The Dickinson family revolved around Austin, the oldest child and only son. Austin graduated from Amherst College with the class of 1850 and attended Harvard Law School, turning his attention to the profession of his grandfather Fowler and father Edward. Settling in Amherst with his new wife Susan Gilbert at their stately home, The Evergreens, just next door to the family Homestead, Austin remained an Amherst resident until the end of his life. Austin was as civic-minded as his forebears, and a friend once told him: “I suppose nobody in the town could be born or married or buried, or make an investment, or buy a house-lot, or a cemetery-lot, or sell a newspaper, or build a house, or choose a profession, without you close at hand”

Emily Dickinson to Austin Dickinson (L1), April 18, 1842, in The Letters of Emily Dickinson, ed. Thomas H. Johnson (Cambridge, MA: Belknap Press of Harvard University Press, 1965), 1:3.

Polly Longsworth, Austin and Mabel: The Amherst Affair and Love Letters of Austin Dickinson and Mabel Loomis Todd (Amherst, MA: University of Massachusetts Press, 1993), 117.

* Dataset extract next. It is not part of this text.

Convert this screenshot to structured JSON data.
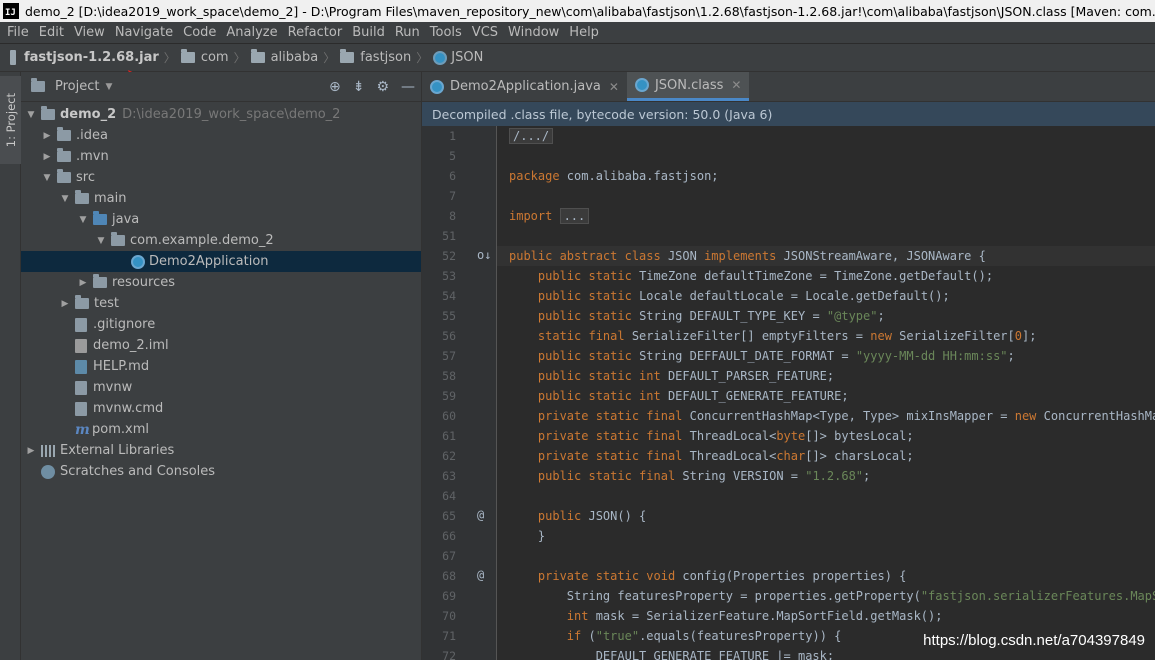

A serious young man with thick hair wears a dark coat and upright white collar with necktie.